The Art of Using Personal Stories In Professional Writing

The Art of Using Personal Stories in Professional Writing. Business Writing Coaching.Sharing bits of your own life can be an ideal way to connect with your reader and show that you’re delightfully (or horribly!) human. Then again, it can be a risk. Sharing too much or nattering on about something that bores your audience can kill engagement and lead to unsubscribes.

As with anything, it’s about striking the right balance. For the creative entrepreneur, that means blending a story that piques interest with useful information your readers can apply to their own lives.

Your mission: weave together story & news they can use

Two general guidelines as you balance story and practical information in your business writing:

  1. Provide just-juicy-enough details and personal revelations, while honoring that this is a professional space, not a confessional one.
  2. Remember that the reader is the hero, not you (even if you’re using your own crumby day or ecstatic moment to get an idea across). The article you’re writing or the talk you’re giving may open with lots of “I did this…” and then “I thought that…” language, but you want to bring it back to the “you” by the end of the piece.

Does every personal story need to offer the reader an obvious “what’s in it for me?”

Just as balance isn’t always about 50/50, “make your own story about the reader” isn’t true 100% of the time - at least not in an overt way.

Business writing and blogging isn’t memoir writing, but we can take a cue from the Elizabeth Gilberts and Cheryl Strayeds of the world… Even when the story is purely personal, strangers can see their own story in a first person narrative.

If you trust your readership to interpret the story and understand that they can follow your example or heed a cautionary tale, you may be able to carry the autobiographical approach all the way to end.

When you’re starting out, however, stick with this basic rule: employ a compelling story from your own life to illuminate something you’d like your readers to examine or try in their own lives.

  • Be obvious about the connection between story and "lesson."
  • Transition from prose to a list. (This makes it clear for the reader that they're in the "teaching bit" of the article.)
  • Shift from using“I” at beginning  to using “you” at the end.

Interested in seeing that in action?
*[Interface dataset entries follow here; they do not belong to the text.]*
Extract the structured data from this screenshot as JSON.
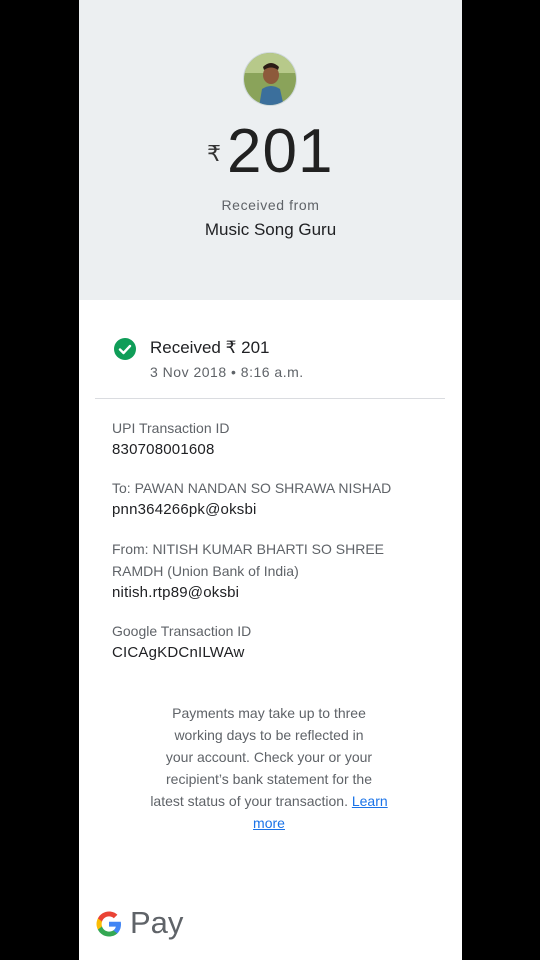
{
  "header": {
    "currency_symbol": "₹",
    "amount": "201",
    "received_from_label": "Received from",
    "sender_name": "Music Song Guru"
  },
  "status": {
    "label": "Received ₹ 201",
    "timestamp": "3 Nov 2018 • 8:16 a.m."
  },
  "details": {
    "upi_label": "UPI Transaction ID",
    "upi_value": "830708001608",
    "to_label": "To: PAWAN NANDAN SO SHRAWA NISHAD",
    "to_value": "pnn364266pk@oksbi",
    "from_label_line1": "From: NITISH KUMAR BHARTI SO SHREE",
    "from_label_line2": "RAMDH (Union Bank of India)",
    "from_value": "nitish.rtp89@oksbi",
    "google_label": "Google Transaction ID",
    "google_value": "CICAgKDCnILWAw"
  },
  "note": {
    "line1": "Payments may take up to three",
    "line2": "working days to be reflected in",
    "line3": "your account. Check your or your",
    "line4": "recipient’s bank statement for the",
    "line5_prefix": "latest status of your transaction.",
    "learn": "Learn",
    "more": "more"
  },
  "brand": {
    "name": "Pay",
    "g_colors": [
      "#4285F4",
      "#EA4335",
      "#FBBC05",
      "#34A853"
    ]
  },
  "colors": {
    "success": "#0f9d58",
    "link": "#1a73e8",
    "hero_bg": "#eceff1"
  }
}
I walked my talk in last week’s Sovereign Standard post: As Entrepreneurs, As Writers, As Mothers: What’s “Enough”?

Did you know it was possible to take the story of a fourteen month old’s split lip and use it to describe how to best prioritize your business writing? I didn’t either…

But, as I worked through the worry and the guilt that sprang from failing to protect my girl (from gravity and a wee bit of questionable maternal judgment), I eventually arrived at secure state of “enoughness.”

And "enoughness" isn't just essential to the harried mama - it's essential for the overcommitted entrepreneur trying to honor client work and business building and the writing practice that feeds her soul as well as her marketing duties.

Learn how the Story Triangle can help you balance TMI and just enough details to draw your readers in. Sign up for the free webinar.